### Task item:
Output each record exactly. Leave none out.

### Extracted records:
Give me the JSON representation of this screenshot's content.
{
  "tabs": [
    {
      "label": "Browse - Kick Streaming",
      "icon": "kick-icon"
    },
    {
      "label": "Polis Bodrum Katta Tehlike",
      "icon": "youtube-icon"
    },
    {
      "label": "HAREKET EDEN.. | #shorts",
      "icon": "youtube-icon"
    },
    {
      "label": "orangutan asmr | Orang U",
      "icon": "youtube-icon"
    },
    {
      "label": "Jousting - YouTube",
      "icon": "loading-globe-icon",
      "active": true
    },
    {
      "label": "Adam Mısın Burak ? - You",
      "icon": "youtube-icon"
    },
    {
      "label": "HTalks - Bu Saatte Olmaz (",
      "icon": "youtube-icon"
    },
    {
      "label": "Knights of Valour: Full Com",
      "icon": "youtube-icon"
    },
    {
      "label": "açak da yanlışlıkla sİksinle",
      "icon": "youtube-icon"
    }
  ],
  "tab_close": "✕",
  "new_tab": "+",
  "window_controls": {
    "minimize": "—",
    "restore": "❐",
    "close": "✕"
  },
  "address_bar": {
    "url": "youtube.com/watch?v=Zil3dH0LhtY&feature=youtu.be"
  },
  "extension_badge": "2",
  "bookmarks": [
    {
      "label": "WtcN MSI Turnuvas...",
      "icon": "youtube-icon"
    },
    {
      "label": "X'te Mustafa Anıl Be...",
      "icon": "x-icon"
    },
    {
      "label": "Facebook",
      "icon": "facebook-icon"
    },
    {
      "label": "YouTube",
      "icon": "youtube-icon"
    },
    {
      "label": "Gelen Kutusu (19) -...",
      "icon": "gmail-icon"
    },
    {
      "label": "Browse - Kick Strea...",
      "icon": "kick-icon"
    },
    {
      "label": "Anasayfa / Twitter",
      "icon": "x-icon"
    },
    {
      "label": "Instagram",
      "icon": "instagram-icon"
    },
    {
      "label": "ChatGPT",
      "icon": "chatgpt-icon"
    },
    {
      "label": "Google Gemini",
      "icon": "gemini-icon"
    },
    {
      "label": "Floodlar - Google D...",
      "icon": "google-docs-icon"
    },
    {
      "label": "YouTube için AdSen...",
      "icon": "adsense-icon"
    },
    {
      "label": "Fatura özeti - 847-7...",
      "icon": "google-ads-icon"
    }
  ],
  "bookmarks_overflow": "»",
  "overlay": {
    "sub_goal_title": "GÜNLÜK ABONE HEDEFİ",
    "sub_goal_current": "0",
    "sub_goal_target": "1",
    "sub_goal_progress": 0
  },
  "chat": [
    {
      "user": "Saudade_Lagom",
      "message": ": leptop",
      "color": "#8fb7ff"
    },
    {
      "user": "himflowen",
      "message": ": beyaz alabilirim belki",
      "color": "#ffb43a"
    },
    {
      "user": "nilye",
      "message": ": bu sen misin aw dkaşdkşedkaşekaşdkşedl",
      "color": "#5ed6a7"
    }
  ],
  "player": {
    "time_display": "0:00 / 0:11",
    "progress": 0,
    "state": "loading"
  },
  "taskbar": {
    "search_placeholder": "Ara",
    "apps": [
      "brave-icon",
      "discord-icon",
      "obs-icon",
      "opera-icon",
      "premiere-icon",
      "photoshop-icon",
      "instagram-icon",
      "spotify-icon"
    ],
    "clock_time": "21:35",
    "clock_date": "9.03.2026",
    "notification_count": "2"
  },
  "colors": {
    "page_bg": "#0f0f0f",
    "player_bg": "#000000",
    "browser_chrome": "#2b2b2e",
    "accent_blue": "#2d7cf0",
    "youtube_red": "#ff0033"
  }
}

### Written solution:
Give me the JSON representation of this screenshot's content.
{
  "tabs": [
    {
      "label": "Browse - Kick Streaming",
      "icon": "kick-icon"
    },
    {
      "label": "Polis Bodrum Katta Tehlike",
      "icon": "youtube-icon"
    },
    {
      "label": "HAREKET EDEN.. | #shorts",
      "icon": "youtube-icon"
    },
    {
      "label": "orangutan asmr | Orang U",
      "icon": "youtube-icon"
    },
    {
      "label": "Jousting - YouTube",
      "icon": "loading-globe-icon",
      "active": true
    },
    {
      "label": "Adam Mısın Burak ? - You",
      "icon": "youtube-icon"
    },
    {
      "label": "HTalks - Bu Saatte Olmaz (",
      "icon": "youtube-icon"
    },
    {
      "label": "Knights of Valour: Full Com",
      "icon": "youtube-icon"
    },
    {
      "label": "açak da yanlışlıkla sİksinle",
      "icon": "youtube-icon"
    }
  ],
  "tab_close": "✕",
  "new_tab": "+",
  "window_controls": {
    "minimize": "—",
    "restore": "❐",
    "close": "✕"
  },
  "address_bar": {
    "url": "youtube.com/watch?v=Zil3dH0LhtY&feature=youtu.be"
  },
  "extension_badge": "2",
  "bookmarks": [
    {
      "label": "WtcN MSI Turnuvas...",
      "icon": "youtube-icon"
    },
    {
      "label": "X'te Mustafa Anıl Be...",
      "icon": "x-icon"
    },
    {
      "label": "Facebook",
      "icon": "facebook-icon"
    },
    {
      "label": "YouTube",
      "icon": "youtube-icon"
    },
    {
      "label": "Gelen Kutusu (19) -...",
      "icon": "gmail-icon"
    },
    {
      "label": "Browse - Kick Strea...",
      "icon": "kick-icon"
    },
    {
      "label": "Anasayfa / Twitter",
      "icon": "x-icon"
    },
    {
      "label": "Instagram",
      "icon": "instagram-icon"
    },
    {
      "label": "ChatGPT",
      "icon": "chatgpt-icon"
    },
    {
      "label": "Google Gemini",
      "icon": "gemini-icon"
    },
    {
      "label": "Floodlar - Google D...",
      "icon": "google-docs-icon"
    },
    {
      "label": "YouTube için AdSen...",
      "icon": "adsense-icon"
    },
    {
      "label": "Fatura özeti - 847-7...",
      "icon": "google-ads-icon"
    }
  ],
  "bookmarks_overflow": "»",
  "overlay": {
    "sub_goal_title": "GÜNLÜK ABONE HEDEFİ",
    "sub_goal_current": "0",
    "sub_goal_target": "1",
    "sub_goal_progress": 0
  },
  "chat": [
    {
      "user": "Saudade_Lagom",
      "message": ": leptop",
      "color": "#8fb7ff"
    },
    {
      "user": "himflowen",
      "message": ": beyaz alabilirim belki",
      "color": "#ffb43a"
    },
    {
      "user": "nilye",
      "message": ": bu sen misin aw dkaşdkşedkaşekaşdkşedl",
      "color": "#5ed6a7"
    }
  ],
  "player": {
    "time_display": "0:00 / 0:11",
    "progress": 0,
    "state": "loading"
  },
  "taskbar": {
    "search_placeholder": "Ara",
    "apps": [
      "brave-icon",
      "discord-icon",
      "obs-icon",
      "opera-icon",
      "premiere-icon",
      "photoshop-icon",
      "instagram-icon",
      "spotify-icon"
    ],
    "clock_time": "21:35",
    "clock_date": "9.03.2026",
    "notification_count": "2"
  },
  "colors": {
    "page_bg": "#0f0f0f",
    "player_bg": "#000000",
    "browser_chrome": "#2b2b2e",
    "accent_blue": "#2d7cf0",
    "youtube_red": "#ff0033"
  }
}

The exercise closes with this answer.